Deseret News
Letter to the editor

Testing has become a form of compulsive-obsessive behavior in our schools. Once schools have bought into test-driven instruction, it is next to impossible to kick the habit. Testing, like a juggernaut, devours everything in its path.

The value of any test is determined in large part by its validity. Does the test really measure what it claims to measure? IQ tests should measure intelligence. Compatibility tests should measure how well people are likely to get along together. Achievement tests should measure what students have learned in school. That's the rub. Test-driven instruction actually reduces the validity of the tests being used. Testing is a self-defeating enterprise. The more frequently students take a test, the less validity it has for measuring what they have learned in school.

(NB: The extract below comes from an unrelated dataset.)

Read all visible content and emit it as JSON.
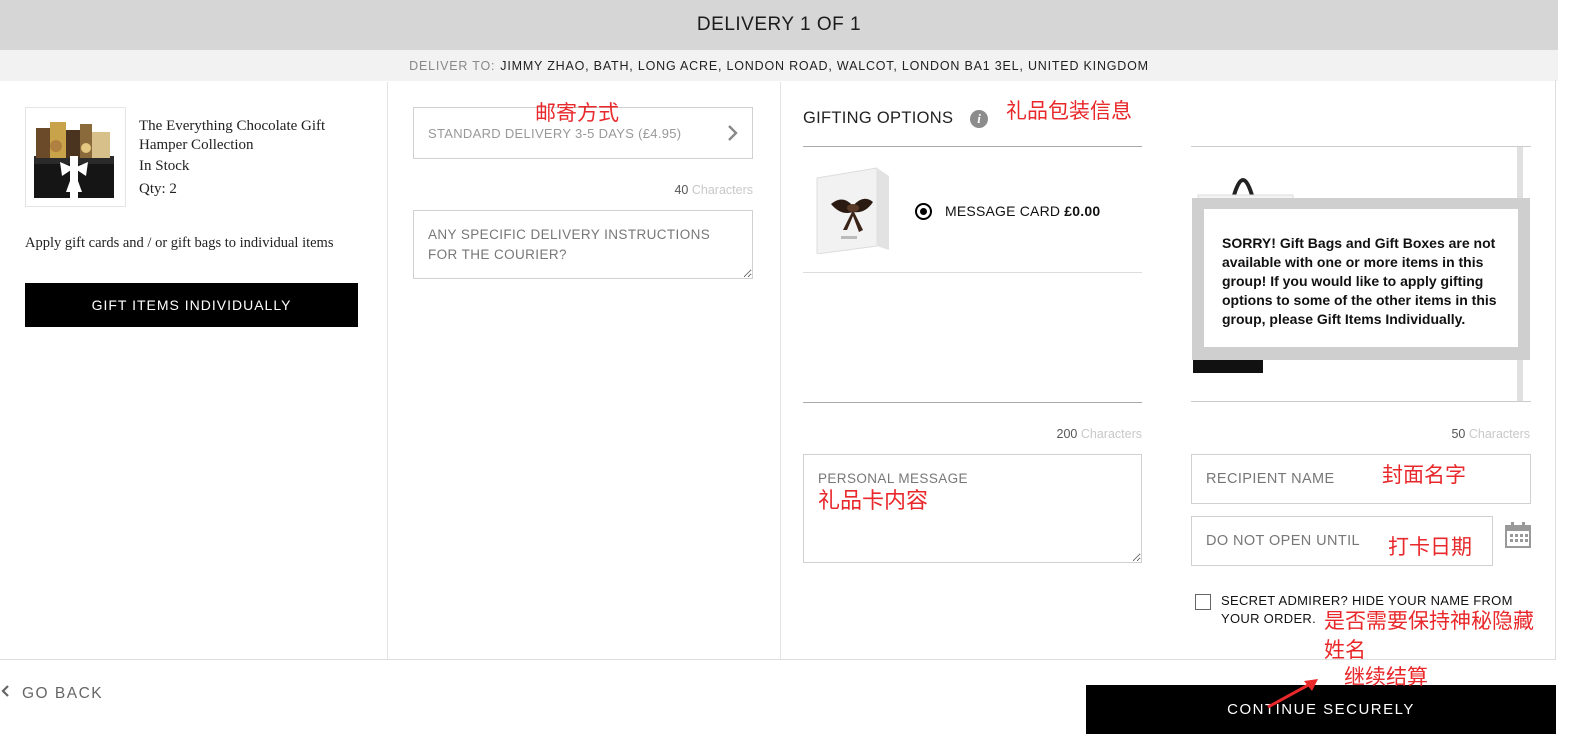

16 comments on this story

What do standardized tests actually measure? Statistical studies show that 72 percent of what is learned at school is not measured by the present generation of tests. What do the tests actually measure? They primarily measure test-taking ability. The tests are so insensitive to what is covered in school that it is possible to switch science questions for mathematics questions without altering students' scores. Furthermore, students' test scores should not be used to rate teachers. Teaching accounts for 1 to 14 percent of the variability in students' test scores. What accounts for the bulk of students' achievement test scores? How good students are at guessing the right answers.

Stanley Ivie

Richfield